Postal Service Clerks: Salary Overview
Postal service clerks perform a variety of tasks in a postal office, including receiving letters and parcels, filling out and selling money orders, and selling postage and revenue stamps.
They also place mail in pigeon holes of mail rack or in bags and examine the mail to see if it has the correct postage.
A postal service clerk’s job description typically also includes insuring mail, calculating and collecting postage, and answering questions but may also be responsible for ordering mail.
Postal clerks also weight parcels in order to determine shipping costs and maintain financial records.
In their work, they use barcode scanners, bin stackers, dispensers of packaging tape, scales, barcode sorters, security devices, and a variety of other tools.
According to the Bureau of Labor Statistics, the median annual wage for postal service clerks was $48,330 as of May 2019, which means that half of all workers in this profession earned less than this amount while half earned more.
This is lower than the average salary reported by all postal service workers, which in 2019 was $52,060.
The median hourly rate for this profession was calculated at $26.58 in 2019.
Hourly rates and total annual salaries also vary depending on the region, the level of government spending, the worker’s experience, and education level.
The lowest 10 percent of all postal service clerks reportedly made less than $35,770 while the highest 10 percent made more than $61,330 annually.
These numbers show that most postal service clerks earn more than the national average wage across all industries and professions- which in 2019 was $39,810.

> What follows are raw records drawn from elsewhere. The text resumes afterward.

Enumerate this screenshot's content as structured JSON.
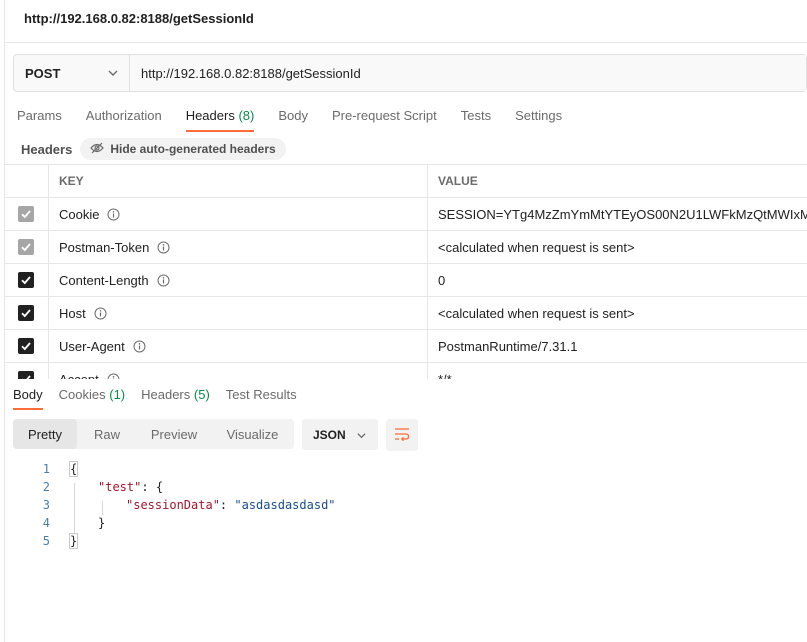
{
  "request": {
    "title": "http://192.168.0.82:8188/getSessionId",
    "method": "POST",
    "url": "http://192.168.0.82:8188/getSessionId"
  },
  "request_tabs": [
    {
      "label": "Params",
      "count": ""
    },
    {
      "label": "Authorization",
      "count": ""
    },
    {
      "label": "Headers",
      "count": "(8)"
    },
    {
      "label": "Body",
      "count": ""
    },
    {
      "label": "Pre-request Script",
      "count": ""
    },
    {
      "label": "Tests",
      "count": ""
    },
    {
      "label": "Settings",
      "count": ""
    }
  ],
  "active_request_tab": "Headers",
  "headers_section": {
    "label": "Headers",
    "hide_button": "Hide auto-generated headers",
    "col_key": "KEY",
    "col_value": "VALUE",
    "rows": [
      {
        "key": "Cookie",
        "value": "SESSION=YTg4MzZmYmMtYTEyOS00N2U1LWFkMzQtMWIxM...",
        "checked": true,
        "disabled": true
      },
      {
        "key": "Postman-Token",
        "value": "<calculated when request is sent>",
        "checked": true,
        "disabled": true
      },
      {
        "key": "Content-Length",
        "value": "0",
        "checked": true,
        "disabled": false
      },
      {
        "key": "Host",
        "value": "<calculated when request is sent>",
        "checked": true,
        "disabled": false
      },
      {
        "key": "User-Agent",
        "value": "PostmanRuntime/7.31.1",
        "checked": true,
        "disabled": false
      },
      {
        "key": "Accept",
        "value": "*/*",
        "checked": true,
        "disabled": false
      }
    ]
  },
  "response_tabs": [
    {
      "label": "Body",
      "count": ""
    },
    {
      "label": "Cookies",
      "count": "(1)"
    },
    {
      "label": "Headers",
      "count": "(5)"
    },
    {
      "label": "Test Results",
      "count": ""
    }
  ],
  "active_response_tab": "Body",
  "view_modes": [
    "Pretty",
    "Raw",
    "Preview",
    "Visualize"
  ],
  "active_view_mode": "Pretty",
  "format": "JSON",
  "code_lines": [
    {
      "n": "1",
      "indent": 0,
      "key": "",
      "sep": "",
      "value": "",
      "text": "{"
    },
    {
      "n": "2",
      "indent": 1,
      "key": "\"test\"",
      "sep": ": ",
      "value": "",
      "text": "{"
    },
    {
      "n": "3",
      "indent": 2,
      "key": "\"sessionData\"",
      "sep": ": ",
      "value": "\"asdasdasdasd\"",
      "text": ""
    },
    {
      "n": "4",
      "indent": 1,
      "key": "",
      "sep": "",
      "value": "",
      "text": "}"
    },
    {
      "n": "5",
      "indent": 0,
      "key": "",
      "sep": "",
      "value": "",
      "text": "}"
    }
  ],
  "colors": {
    "accent": "#ff6c37",
    "count_green": "#0c8b4e",
    "json_key": "#a3152d",
    "json_string": "#174d8c"
  }
}
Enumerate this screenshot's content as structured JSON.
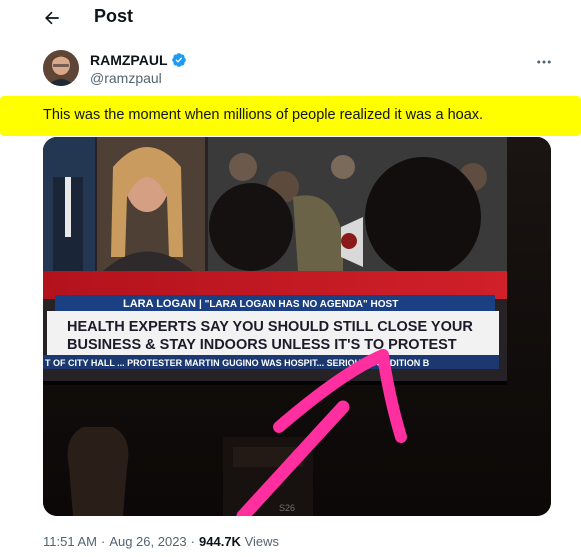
{
  "topbar": {
    "title": "Post",
    "back_icon": "arrow-left-icon"
  },
  "author": {
    "display_name": "RAMZPAUL",
    "handle": "@ramzpaul",
    "verified_icon": "verified-badge-icon",
    "verified_color": "#1d9bf0"
  },
  "post": {
    "text": "This was the moment when millions of people realized it was a hoax.",
    "highlight_color": "#ffff00"
  },
  "media": {
    "chyron_name": "LARA LOGAN",
    "chyron_show": "| \"LARA LOGAN HAS NO AGENDA\" HOST",
    "headline_line1": "HEALTH EXPERTS SAY YOU SHOULD STILL CLOSE YOUR",
    "headline_line2": "BUSINESS & STAY INDOORS UNLESS IT'S TO PROTEST",
    "ticker": "T OF CITY HALL ... PROTESTER MARTIN GUGINO WAS HOSPIT... SERIOUS CONDITION B",
    "tv_label": "S26",
    "arrow_color": "#ff2fa0"
  },
  "meta": {
    "time": "11:51 AM",
    "separator": "·",
    "date": "Aug 26, 2023",
    "views_count": "944.7K",
    "views_label": "Views"
  },
  "colors": {
    "text": "#0f1419",
    "muted": "#536471",
    "accent": "#1d9bf0"
  }
}
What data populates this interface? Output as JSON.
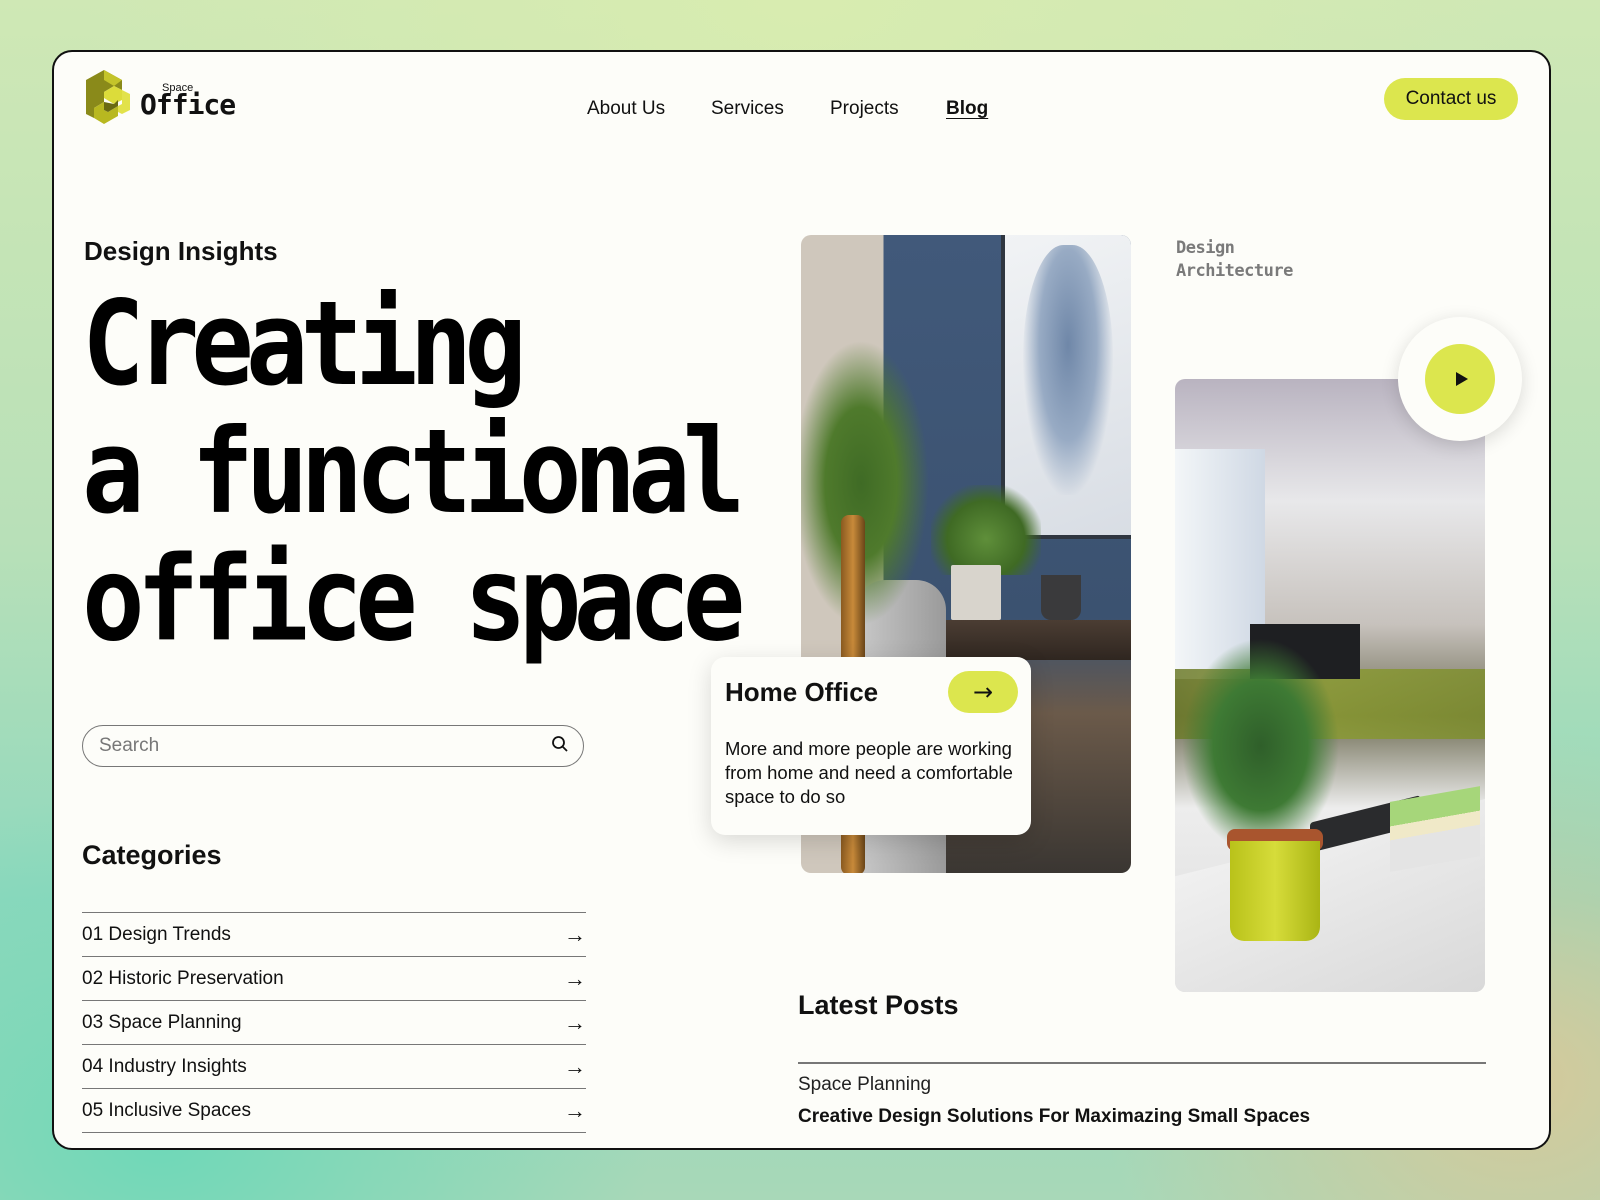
{
  "brand": {
    "name": "Office",
    "superscript": "Space",
    "accent": "#dce64e",
    "logo_color": "#c9c92a"
  },
  "nav": {
    "items": [
      {
        "label": "About Us",
        "active": false
      },
      {
        "label": "Services",
        "active": false
      },
      {
        "label": "Projects",
        "active": false
      },
      {
        "label": "Blog",
        "active": true
      }
    ],
    "contact_label": "Contact us"
  },
  "hero": {
    "eyebrow": "Design Insights",
    "title_lines": [
      "Creating",
      "a functional",
      "office space"
    ]
  },
  "search": {
    "placeholder": "Search",
    "value": "",
    "icon": "search-icon"
  },
  "categories": {
    "title": "Categories",
    "items": [
      {
        "label": "01 Design Trends",
        "icon": "arrow-right-icon"
      },
      {
        "label": "02 Historic Preservation",
        "icon": "arrow-right-icon"
      },
      {
        "label": "03 Space Planning",
        "icon": "arrow-right-icon"
      },
      {
        "label": "04 Industry Insights",
        "icon": "arrow-right-icon"
      },
      {
        "label": "05 Inclusive Spaces",
        "icon": "arrow-right-icon"
      }
    ]
  },
  "feature_card": {
    "title": "Home Office",
    "text": "More and more people are working from home and need a comfortable space to do so",
    "button_icon": "arrow-right-icon"
  },
  "side_label": {
    "line1": "Design",
    "line2": "Architecture"
  },
  "video": {
    "icon": "play-icon"
  },
  "latest_posts": {
    "title": "Latest Posts",
    "items": [
      {
        "category": "Space Planning",
        "title": "Creative Design Solutions For Maximazing Small Spaces"
      }
    ]
  },
  "icons": {
    "arrow": "→"
  }
}
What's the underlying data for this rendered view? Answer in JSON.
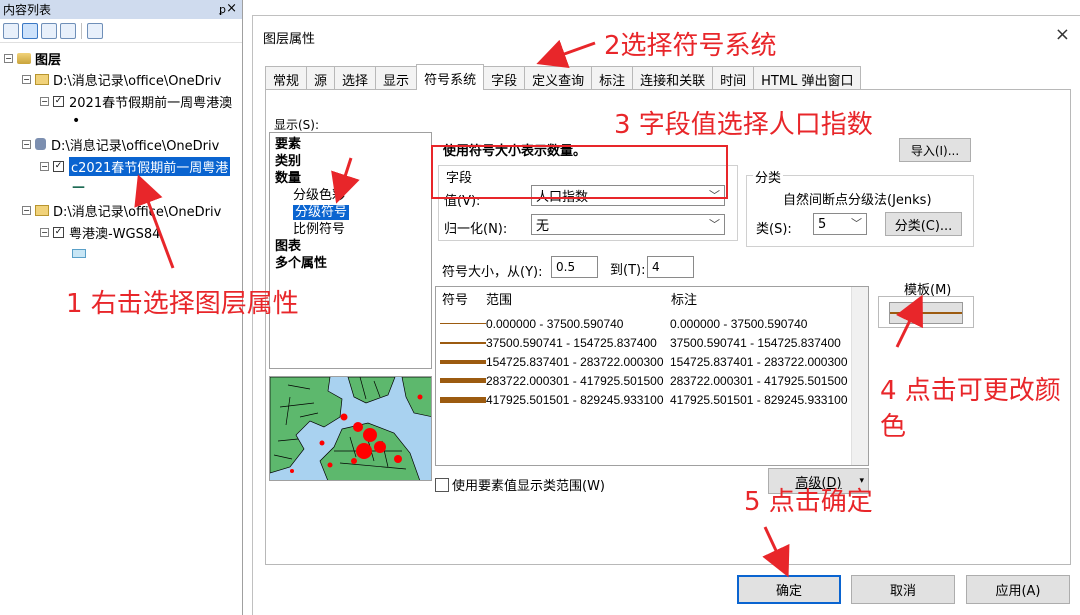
{
  "toc": {
    "title": "内容列表",
    "pin": "ꝑ",
    "close": "×",
    "root_label": "图层",
    "items": [
      {
        "path": "D:\\消息记录\\office\\OneDriv",
        "layer": "2021春节假期前一周粤港澳",
        "symbol": "•"
      },
      {
        "path": "D:\\消息记录\\office\\OneDriv",
        "layer": "c2021春节假期前一周粤港",
        "symbol": "—"
      },
      {
        "path": "D:\\消息记录\\office\\OneDriv",
        "layer": "粤港澳-WGS84",
        "symbol": ""
      }
    ]
  },
  "dialog": {
    "title": "图层属性",
    "close": "×",
    "tabs": [
      "常规",
      "源",
      "选择",
      "显示",
      "符号系统",
      "字段",
      "定义查询",
      "标注",
      "连接和关联",
      "时间",
      "HTML 弹出窗口"
    ],
    "active_tab": "符号系统",
    "show_label": "显示(S):",
    "show_list": [
      {
        "label": "要素",
        "bold": true
      },
      {
        "label": "类别",
        "bold": true
      },
      {
        "label": "数量",
        "bold": true
      },
      {
        "label": "分级色彩",
        "sub": true
      },
      {
        "label": "分级符号",
        "sub": true,
        "selected": true
      },
      {
        "label": "比例符号",
        "sub": true
      },
      {
        "label": "图表",
        "bold": true
      },
      {
        "label": "多个属性",
        "bold": true
      }
    ],
    "heading": "使用符号大小表示数量。",
    "import_button": "导入(I)...",
    "field_group": "字段",
    "value_label": "值(V):",
    "value_selected": "人口指数",
    "normalize_label": "归一化(N):",
    "normalize_selected": "无",
    "class_group": "分类",
    "class_method": "自然间断点分级法(Jenks)",
    "classes_label": "类(S):",
    "classes_value": "5",
    "classify_button": "分类(C)...",
    "size_from_label": "符号大小，从(Y):",
    "size_from": "0.5",
    "size_to_label": "到(T):",
    "size_to": "4",
    "table_headers": {
      "symbol": "符号",
      "range": "范围",
      "label": "标注"
    },
    "classes": [
      {
        "range": "0.000000 - 37500.590740",
        "label": "0.000000 - 37500.590740",
        "stroke": 1
      },
      {
        "range": "37500.590741 - 154725.837400",
        "label": "37500.590741 - 154725.837400",
        "stroke": 2
      },
      {
        "range": "154725.837401 - 283722.000300",
        "label": "154725.837401 - 283722.000300",
        "stroke": 4
      },
      {
        "range": "283722.000301 - 417925.501500",
        "label": "283722.000301 - 417925.501500",
        "stroke": 5
      },
      {
        "range": "417925.501501 - 829245.933100",
        "label": "417925.501501 - 829245.933100",
        "stroke": 6
      }
    ],
    "template_label": "模板(M)",
    "use_feature_values": "使用要素值显示类范围(W)",
    "advanced_button": "高级(D)",
    "ok_button": "确定",
    "cancel_button": "取消",
    "apply_button": "应用(A)"
  },
  "annotations": {
    "step1": "1 右击选择图层属性",
    "step2": "2选择符号系统",
    "step3": "3 字段值选择人口指数",
    "step4_line1": "4 点击可更改颜",
    "step4_line2": "色",
    "step5": "5 点击确定"
  },
  "colors": {
    "annotation": "#e8262a",
    "symbol": "#9c5b10",
    "selection": "#0a64d0",
    "map_land": "#5db86d",
    "map_water": "#a9d2f0",
    "map_dot": "#ff0000"
  }
}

Hourly rates typically range between $17.20 and $29.49.
Postal service clerks work for the field of postal service which is an independent agency of the executive branch of the federal government.
According to the report published by BLS, postal service workers held 503,100 jobs in the United States in 2019 but only 78,100 of them were postal service clerks.
Salaries vary depending on the worker’s level of experience and education.
Postal service professions that are typically better paid are postal service mail sorters, processors, and processing machine operators, occupations with a median annual wage of $60,140.
If you want a career as a postal service clerk, there are several other things that you can do in order to improve your earning prospects.
For example, although not a requirement, completing some related college coursework can be a plus.
Having good computer skills and knowing how to use budgeting software, delivery information systems, and time and attendance collection systems are important assets in this profession.
Good customer service skills, attention to detail, self-control, cooperation, and integrity are key work skills for postal service clerks.
Experience in this profession is very important and while as an entry-level employee your earnings will be close to the minimum for this profession, your wage will increase after earning a few years of experience in the field.
In an era in which fewer and fewer people write letters, employment for postal service clerks is expected to decline in the future by 14 percent, according to the Bureau of Labor Statistics.
This decline is caused, in part, by the fact that they are increasingly replaced by “delivery point sequencing” systems that sort letter mail directly.
As more people use automated and electronic bill pay, postal offices will no longer need as many postal service clerks.
Job openings may result from the need to replace workers who retire or leave this occupation but if you want to apply for a job in this field you should be ready to face strong competition because the number of applicants usually exceeds the number of available positions.
* Based on information from the May 2019 salary report from the BLS. The figures represent accumulated data for all states of employment for Postal Service Clerks. BLS data represents averages and medians for workers at all levels of education and experience. This data doesn't represent starting salaries.
* Employment conditions in your area may vary.